Marriages sometimes simply do not work out. Yet, because marriage is a binding contract between you, your spouse and the state, ending it can be difficult. While divorce is exceedingly more common, you may be able to dissolve your union with an annulment.
Divorce is often a costly and time-consuming process. While annulments tend to be both speedier and cheaper, they are not available to every divorcing couple. On the contrary, you must prove you meet one of the following criteria to qualify:
- Close blood relationship
In California, first cousins can marry one another. If the blood relationship is closer than that, however, the marriage is not legally valid. Therefore, if you are in this type of union, you likely do not need an annulment.
- Pre-existing marriage
You may only have one spouse at any given time. The same is true for your husband or wife. If you end up marrying someone who already has a spouse, you can request an annulment anytime during your spouse’s life.
California does not set a minimum age for marriage. If you were under the age of 18 when you walked down the aisle, though, you can likely pursue an annulment. To do so, you must file your request within four years of your 18th birthday.
- Fraud or force
Annulment is possible if someone uses deceit or force to induce marriage. For these grounds, you have four years to file an annulment petition.
- Physical or mental incapacity
If you married a person who has an incurable physical condition that prohibits intimate relations, you can request an annulment for up to four years after the marriage date. Similarly, if you or your spouse lacked the mental capacity to understand the full effect of marriage, you may also pursue an annulment during this time frame.
While there are a variety of reasons to divorce a spouse, some are sufficient to secure an annulment.
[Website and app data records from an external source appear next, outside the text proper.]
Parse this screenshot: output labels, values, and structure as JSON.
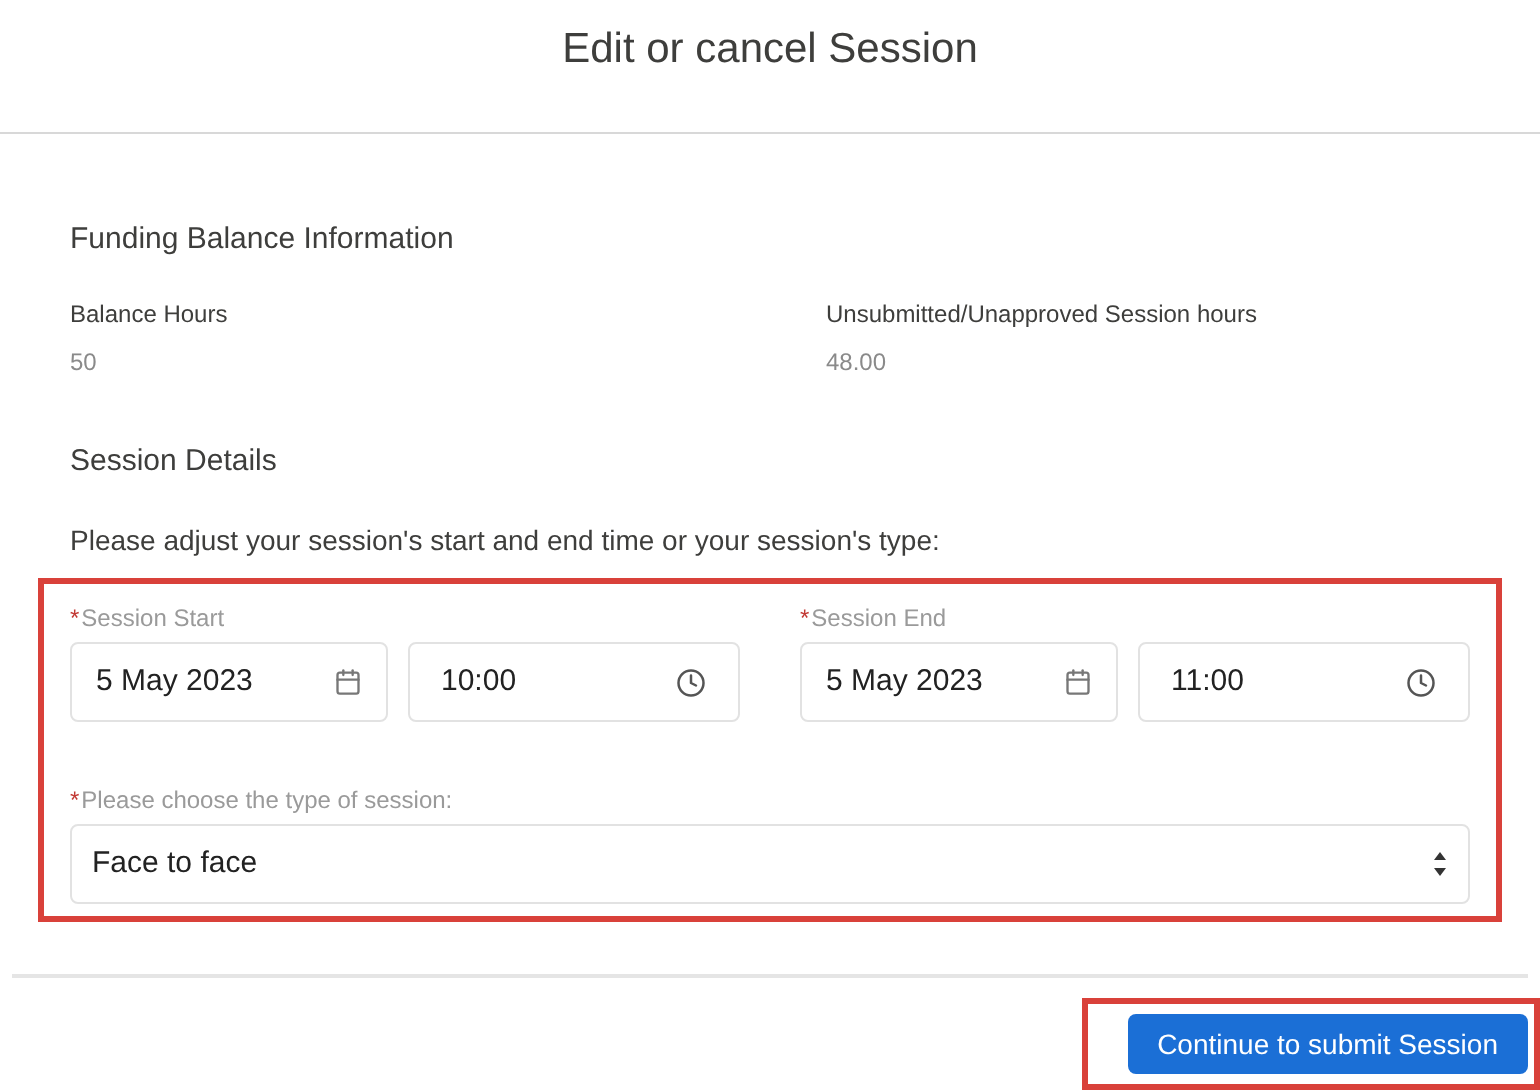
{
  "title": "Edit or cancel Session",
  "funding": {
    "heading": "Funding Balance Information",
    "fields": [
      {
        "label": "Balance Hours",
        "value": "50"
      },
      {
        "label": "Unsubmitted/Unapproved Session hours",
        "value": "48.00"
      }
    ]
  },
  "session": {
    "heading": "Session Details",
    "instruction": "Please adjust your session's start and end time or your session's type:",
    "ranges": [
      {
        "label": "Session Start",
        "required": true,
        "date": "5 May 2023",
        "time": "10:00"
      },
      {
        "label": "Session End",
        "required": true,
        "date": "5 May 2023",
        "time": "11:00"
      }
    ],
    "type_select": {
      "label": "Please choose the type of session:",
      "required": true,
      "value": "Face to face"
    }
  },
  "submit_button": "Continue to submit Session",
  "required_mark": "*"
}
Nonetheless, you likely do not have forever to act. By understanding both the grounds and the time constraints for annulments, you can make the right choice.